▶ **Work required**: Each line of the entries that contains the word "rbdplugin" adds one. Reply with the resulting number only.

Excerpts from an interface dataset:
################
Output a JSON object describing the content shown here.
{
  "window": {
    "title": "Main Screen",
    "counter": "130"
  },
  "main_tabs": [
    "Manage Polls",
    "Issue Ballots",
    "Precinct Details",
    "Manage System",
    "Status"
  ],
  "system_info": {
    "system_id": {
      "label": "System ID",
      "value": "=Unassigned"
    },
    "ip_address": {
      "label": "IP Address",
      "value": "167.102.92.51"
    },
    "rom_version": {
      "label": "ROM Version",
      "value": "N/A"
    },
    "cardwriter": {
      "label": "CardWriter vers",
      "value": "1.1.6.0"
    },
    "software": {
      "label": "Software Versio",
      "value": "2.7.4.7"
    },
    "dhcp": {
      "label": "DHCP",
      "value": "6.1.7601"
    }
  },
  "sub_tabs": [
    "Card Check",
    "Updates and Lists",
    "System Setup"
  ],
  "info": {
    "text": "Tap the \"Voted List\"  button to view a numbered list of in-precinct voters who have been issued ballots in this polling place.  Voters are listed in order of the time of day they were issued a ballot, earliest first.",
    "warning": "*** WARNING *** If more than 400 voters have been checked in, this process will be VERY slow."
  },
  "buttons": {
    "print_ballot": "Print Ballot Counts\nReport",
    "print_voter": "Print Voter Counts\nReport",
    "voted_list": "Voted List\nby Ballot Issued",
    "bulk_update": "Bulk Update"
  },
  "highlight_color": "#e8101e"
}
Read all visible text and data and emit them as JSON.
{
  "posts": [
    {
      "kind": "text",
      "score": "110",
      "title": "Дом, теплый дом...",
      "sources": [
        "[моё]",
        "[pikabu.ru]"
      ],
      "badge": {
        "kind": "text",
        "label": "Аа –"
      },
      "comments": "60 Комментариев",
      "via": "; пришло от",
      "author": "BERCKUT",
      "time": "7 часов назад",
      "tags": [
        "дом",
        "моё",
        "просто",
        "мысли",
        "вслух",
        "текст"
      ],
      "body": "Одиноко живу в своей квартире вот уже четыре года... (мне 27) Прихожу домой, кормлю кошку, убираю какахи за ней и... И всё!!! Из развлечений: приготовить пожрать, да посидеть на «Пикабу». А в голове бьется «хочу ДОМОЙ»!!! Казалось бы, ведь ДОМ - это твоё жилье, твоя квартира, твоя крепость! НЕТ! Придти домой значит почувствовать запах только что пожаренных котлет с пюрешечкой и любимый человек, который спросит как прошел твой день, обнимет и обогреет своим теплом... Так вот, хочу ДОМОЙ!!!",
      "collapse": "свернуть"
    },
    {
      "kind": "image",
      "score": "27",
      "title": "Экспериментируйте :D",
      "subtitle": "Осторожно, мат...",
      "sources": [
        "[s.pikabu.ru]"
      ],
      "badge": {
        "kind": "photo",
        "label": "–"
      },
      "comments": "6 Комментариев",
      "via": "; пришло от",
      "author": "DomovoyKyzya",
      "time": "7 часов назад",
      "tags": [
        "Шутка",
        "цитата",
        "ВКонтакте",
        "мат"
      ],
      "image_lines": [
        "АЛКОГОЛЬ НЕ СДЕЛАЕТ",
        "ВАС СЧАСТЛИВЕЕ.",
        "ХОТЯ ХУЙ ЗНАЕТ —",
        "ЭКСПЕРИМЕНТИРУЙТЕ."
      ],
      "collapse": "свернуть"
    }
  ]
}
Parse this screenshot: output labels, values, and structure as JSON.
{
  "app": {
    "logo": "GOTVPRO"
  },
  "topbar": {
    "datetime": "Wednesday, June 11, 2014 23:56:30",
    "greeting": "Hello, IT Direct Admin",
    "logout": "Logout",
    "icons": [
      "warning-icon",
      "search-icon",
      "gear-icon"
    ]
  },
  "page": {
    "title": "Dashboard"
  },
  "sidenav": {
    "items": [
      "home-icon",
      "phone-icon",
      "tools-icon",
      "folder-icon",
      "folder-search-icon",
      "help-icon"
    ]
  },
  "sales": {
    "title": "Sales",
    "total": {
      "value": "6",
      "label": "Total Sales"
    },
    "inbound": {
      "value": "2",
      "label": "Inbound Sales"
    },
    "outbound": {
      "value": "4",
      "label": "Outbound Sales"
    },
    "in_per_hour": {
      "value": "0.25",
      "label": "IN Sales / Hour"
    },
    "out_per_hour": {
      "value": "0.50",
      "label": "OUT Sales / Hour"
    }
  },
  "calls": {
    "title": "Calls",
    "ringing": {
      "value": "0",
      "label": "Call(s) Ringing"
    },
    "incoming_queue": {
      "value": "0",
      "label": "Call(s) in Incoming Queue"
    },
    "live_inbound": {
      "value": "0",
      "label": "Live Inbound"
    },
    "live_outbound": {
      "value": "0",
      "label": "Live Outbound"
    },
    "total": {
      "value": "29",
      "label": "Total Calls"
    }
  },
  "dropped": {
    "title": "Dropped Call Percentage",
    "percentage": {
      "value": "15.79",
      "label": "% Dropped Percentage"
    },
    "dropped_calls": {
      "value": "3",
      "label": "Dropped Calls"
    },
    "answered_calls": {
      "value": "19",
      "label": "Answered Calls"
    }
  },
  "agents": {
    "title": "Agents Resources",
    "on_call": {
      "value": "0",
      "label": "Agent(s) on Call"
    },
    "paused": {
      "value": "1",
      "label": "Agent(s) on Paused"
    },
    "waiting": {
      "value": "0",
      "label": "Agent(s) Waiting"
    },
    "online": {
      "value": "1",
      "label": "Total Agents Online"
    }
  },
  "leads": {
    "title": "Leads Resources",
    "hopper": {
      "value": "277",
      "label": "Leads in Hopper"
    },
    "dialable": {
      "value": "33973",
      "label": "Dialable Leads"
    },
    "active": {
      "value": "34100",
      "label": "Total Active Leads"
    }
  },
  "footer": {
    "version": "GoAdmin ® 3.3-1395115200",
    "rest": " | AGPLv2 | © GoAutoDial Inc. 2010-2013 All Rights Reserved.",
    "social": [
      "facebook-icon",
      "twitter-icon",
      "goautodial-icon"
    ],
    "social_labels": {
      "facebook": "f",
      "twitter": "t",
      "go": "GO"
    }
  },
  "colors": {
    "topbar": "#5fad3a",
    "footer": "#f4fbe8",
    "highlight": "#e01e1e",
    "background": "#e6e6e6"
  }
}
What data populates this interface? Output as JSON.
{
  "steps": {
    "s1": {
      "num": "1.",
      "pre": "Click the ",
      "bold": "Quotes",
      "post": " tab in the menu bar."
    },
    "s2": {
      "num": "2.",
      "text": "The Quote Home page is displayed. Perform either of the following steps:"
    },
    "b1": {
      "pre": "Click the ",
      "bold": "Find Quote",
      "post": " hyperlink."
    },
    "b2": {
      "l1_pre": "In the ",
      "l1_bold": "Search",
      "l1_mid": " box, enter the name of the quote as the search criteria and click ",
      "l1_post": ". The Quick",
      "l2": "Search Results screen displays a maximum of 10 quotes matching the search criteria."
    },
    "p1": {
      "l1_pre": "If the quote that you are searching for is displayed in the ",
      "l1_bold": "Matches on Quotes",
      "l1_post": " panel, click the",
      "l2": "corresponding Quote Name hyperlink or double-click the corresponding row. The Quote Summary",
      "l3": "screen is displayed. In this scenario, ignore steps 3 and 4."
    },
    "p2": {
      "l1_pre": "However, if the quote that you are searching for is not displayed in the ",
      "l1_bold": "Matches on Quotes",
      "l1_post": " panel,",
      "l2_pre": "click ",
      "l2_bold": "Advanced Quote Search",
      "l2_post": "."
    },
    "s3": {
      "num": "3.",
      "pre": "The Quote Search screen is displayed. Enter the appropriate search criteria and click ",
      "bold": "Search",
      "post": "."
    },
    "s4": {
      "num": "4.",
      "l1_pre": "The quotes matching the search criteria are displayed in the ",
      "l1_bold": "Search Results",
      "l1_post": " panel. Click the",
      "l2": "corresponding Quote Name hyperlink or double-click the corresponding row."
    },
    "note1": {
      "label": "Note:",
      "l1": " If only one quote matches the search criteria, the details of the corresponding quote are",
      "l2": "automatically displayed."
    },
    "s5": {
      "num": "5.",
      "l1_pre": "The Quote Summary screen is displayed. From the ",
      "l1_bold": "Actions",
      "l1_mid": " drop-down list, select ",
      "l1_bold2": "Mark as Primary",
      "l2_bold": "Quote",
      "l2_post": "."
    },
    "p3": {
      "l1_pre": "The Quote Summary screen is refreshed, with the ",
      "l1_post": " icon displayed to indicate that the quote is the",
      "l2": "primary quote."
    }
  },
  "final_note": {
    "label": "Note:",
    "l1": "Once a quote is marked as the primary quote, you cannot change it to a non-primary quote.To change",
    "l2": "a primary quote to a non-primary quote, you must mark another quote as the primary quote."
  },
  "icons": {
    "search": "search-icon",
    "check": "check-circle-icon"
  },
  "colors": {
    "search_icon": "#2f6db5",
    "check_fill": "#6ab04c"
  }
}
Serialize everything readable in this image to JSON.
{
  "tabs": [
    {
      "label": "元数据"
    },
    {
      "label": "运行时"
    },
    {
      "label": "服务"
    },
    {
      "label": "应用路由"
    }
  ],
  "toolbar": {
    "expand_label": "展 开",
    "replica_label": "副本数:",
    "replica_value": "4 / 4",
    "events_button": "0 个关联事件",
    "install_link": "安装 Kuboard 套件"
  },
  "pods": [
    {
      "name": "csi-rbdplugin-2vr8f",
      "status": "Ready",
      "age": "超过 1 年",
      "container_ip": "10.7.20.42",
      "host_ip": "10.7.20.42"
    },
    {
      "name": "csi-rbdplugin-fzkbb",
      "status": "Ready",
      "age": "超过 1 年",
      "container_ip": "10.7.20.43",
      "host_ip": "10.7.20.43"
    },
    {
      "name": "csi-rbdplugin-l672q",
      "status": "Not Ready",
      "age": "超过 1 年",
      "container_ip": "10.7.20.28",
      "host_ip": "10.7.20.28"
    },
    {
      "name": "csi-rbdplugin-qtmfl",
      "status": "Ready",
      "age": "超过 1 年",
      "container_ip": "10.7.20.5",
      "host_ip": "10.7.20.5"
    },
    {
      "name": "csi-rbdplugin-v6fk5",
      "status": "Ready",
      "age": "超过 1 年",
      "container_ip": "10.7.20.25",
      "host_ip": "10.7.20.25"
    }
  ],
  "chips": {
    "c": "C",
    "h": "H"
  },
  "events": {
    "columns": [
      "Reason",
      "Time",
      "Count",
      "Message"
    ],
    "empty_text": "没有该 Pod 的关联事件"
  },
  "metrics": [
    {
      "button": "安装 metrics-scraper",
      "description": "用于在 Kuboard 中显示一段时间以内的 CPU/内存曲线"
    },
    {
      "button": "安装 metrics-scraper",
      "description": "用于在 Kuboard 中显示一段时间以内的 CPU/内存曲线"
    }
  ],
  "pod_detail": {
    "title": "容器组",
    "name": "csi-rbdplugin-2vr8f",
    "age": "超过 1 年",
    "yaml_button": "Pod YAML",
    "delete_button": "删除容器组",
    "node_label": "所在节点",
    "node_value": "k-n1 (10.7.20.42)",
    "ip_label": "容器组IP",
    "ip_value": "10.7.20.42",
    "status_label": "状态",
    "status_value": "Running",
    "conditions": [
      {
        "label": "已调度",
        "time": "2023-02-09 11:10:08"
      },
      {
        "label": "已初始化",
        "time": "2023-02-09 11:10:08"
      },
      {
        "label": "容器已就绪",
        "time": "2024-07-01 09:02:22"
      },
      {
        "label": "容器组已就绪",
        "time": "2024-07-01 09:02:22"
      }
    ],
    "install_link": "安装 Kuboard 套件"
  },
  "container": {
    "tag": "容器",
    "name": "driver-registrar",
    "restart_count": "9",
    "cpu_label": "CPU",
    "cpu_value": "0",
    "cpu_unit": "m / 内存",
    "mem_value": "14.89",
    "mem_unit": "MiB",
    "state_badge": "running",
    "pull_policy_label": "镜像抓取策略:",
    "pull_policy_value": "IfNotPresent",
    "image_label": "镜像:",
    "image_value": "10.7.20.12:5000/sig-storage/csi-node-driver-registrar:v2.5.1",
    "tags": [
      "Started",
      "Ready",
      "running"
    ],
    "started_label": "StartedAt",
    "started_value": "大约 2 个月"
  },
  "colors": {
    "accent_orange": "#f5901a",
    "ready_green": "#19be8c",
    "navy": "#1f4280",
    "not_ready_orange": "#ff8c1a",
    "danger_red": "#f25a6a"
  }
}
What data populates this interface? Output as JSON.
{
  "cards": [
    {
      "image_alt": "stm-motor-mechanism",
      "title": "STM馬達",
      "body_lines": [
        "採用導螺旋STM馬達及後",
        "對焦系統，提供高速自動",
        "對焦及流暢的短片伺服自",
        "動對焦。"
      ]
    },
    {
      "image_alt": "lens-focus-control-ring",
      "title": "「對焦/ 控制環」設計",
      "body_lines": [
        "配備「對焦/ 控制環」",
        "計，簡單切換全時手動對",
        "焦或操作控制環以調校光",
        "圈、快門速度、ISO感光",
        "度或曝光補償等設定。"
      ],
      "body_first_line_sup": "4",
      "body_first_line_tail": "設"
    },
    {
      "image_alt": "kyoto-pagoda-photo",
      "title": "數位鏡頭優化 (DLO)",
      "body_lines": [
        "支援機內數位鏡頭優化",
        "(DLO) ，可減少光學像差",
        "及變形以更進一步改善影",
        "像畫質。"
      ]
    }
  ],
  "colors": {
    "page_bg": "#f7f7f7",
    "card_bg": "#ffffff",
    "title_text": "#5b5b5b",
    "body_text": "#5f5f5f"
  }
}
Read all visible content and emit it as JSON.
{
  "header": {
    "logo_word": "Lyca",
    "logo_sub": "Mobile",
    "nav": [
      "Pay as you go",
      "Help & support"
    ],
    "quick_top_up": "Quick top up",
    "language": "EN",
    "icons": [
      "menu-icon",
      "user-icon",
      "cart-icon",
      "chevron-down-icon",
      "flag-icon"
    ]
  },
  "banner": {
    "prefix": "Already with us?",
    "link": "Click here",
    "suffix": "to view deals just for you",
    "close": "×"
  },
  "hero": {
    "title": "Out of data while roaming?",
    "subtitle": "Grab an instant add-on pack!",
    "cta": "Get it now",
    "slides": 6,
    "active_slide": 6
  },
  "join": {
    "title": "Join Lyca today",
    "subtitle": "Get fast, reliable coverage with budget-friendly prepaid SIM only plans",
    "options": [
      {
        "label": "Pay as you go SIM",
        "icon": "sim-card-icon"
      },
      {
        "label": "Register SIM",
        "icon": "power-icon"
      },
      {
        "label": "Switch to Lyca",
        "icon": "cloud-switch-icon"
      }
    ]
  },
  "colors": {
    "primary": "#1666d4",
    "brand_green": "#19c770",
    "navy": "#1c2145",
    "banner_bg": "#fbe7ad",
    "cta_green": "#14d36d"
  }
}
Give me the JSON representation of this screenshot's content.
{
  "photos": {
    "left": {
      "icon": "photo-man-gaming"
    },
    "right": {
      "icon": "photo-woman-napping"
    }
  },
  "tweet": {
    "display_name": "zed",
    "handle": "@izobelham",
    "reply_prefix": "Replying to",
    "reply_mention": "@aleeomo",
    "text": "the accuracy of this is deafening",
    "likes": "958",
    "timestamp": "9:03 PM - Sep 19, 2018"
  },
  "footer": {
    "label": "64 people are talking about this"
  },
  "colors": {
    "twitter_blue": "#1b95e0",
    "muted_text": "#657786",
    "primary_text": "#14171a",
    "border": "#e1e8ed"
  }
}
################
▶ **Finished exercise**: 6